What is a Jaw Infection and what does it feel like?

Jaw pain is an annoying disorder that can occur sporadically or recurrently, and in a mild or intense form. It can affect the entire mandibular bone or only a part of it, and in some cases, it can extend to the ear or localize at the level of the dental roots, muscles and the entire temporomandibular joint.

Causes of jaw pain

The reasons that can cause jaw pain are several:
* continuous stresses
* infection
* trauma
* fractures
* joint problems (osteoarthritis, arthritis, dislocations, etc.)
* congenital malformations
* maxillary and mandible bone cancer

As you can see, there are numerous causes that are all very different from each other. For this reason, the first piece of advice we want to give you is to contact a specialist to identify the cause of the pain as soon as possible.

What to do when the jaw hurts?

To effectively combat jaw pain, it is important to evaluate the reasons for the pain together with the specialist in order to identify the diagnostic investigations necessary to intervene correctly.

In case of transient pain, it is possible to relieve the painful sensation with anti-inflammatory drugs and with the application of hot or cold compresses. If the pain is not severe, it can be of great help to relax the muscles of the jaw and jaw with rest or localized massage.

If you suffer from bruxism, you can relieve jaw pain by using the night bite.

Jawbone Infection

Osteomyelitis is the clinical term for inflammation of any bone and is often caused by a bacterium. Osteomyelitis is one of the oldest diseases reported by the scientific community. Defined in 1844 by the French surgeon Auguste Nelaton as an inflammation of the bone caused by an infectious agent, it was very common in the past and difficult to resolve due to the lack of diagnostic and therapeutic tools. The jawbone is not immune to getting infections.

Bone infection usually presents with symptoms common to other inflammatory diseases or infections.
Among these are:
* heat;
* ache;
* swelling;
* functional limitation.

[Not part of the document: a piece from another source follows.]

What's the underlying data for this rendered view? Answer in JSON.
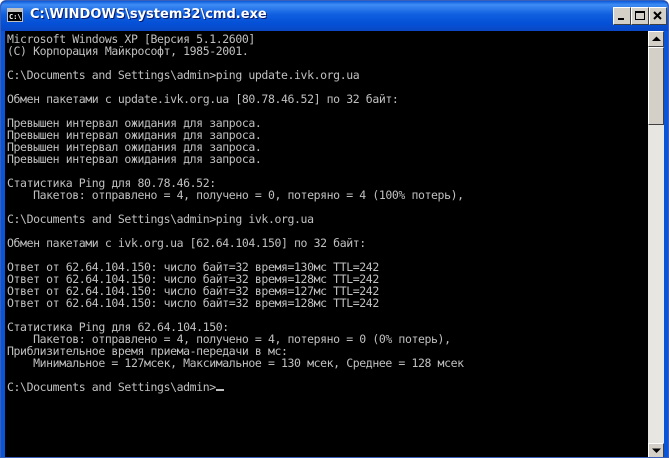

Usually, the first symptom that brings the patient to the doctor is pain associated with the other signs of inflammation.

How is the diagnosis made

The diagnosis is based generally on blood tests to see white blood cell counts. The rise in these cells indicate inflammation related to pain that appeared in your jawbone.

Then follows the radiological investigation which includes x-rays and/or CT scans, which are tests that can be useful for drawing the geography of the infection in the most correct way.

Finally, a microbiological investigation remains. It is fundamental and very important to know the identity of the bacteria responsible for the infection, because in this case we know which antibiotic is best suited to fight it. Additionally, it might be necessary to correctly perform the tissue samples useful for performing a culture examination.

Here then we understand the importance of a close-knit team of specialists, such as orthopedic, radiologist, laboratory analysis, microbiologist, infectious disease specialist who must work together in order to have the best therapeutic results.

What is the Reason for Jaw Pain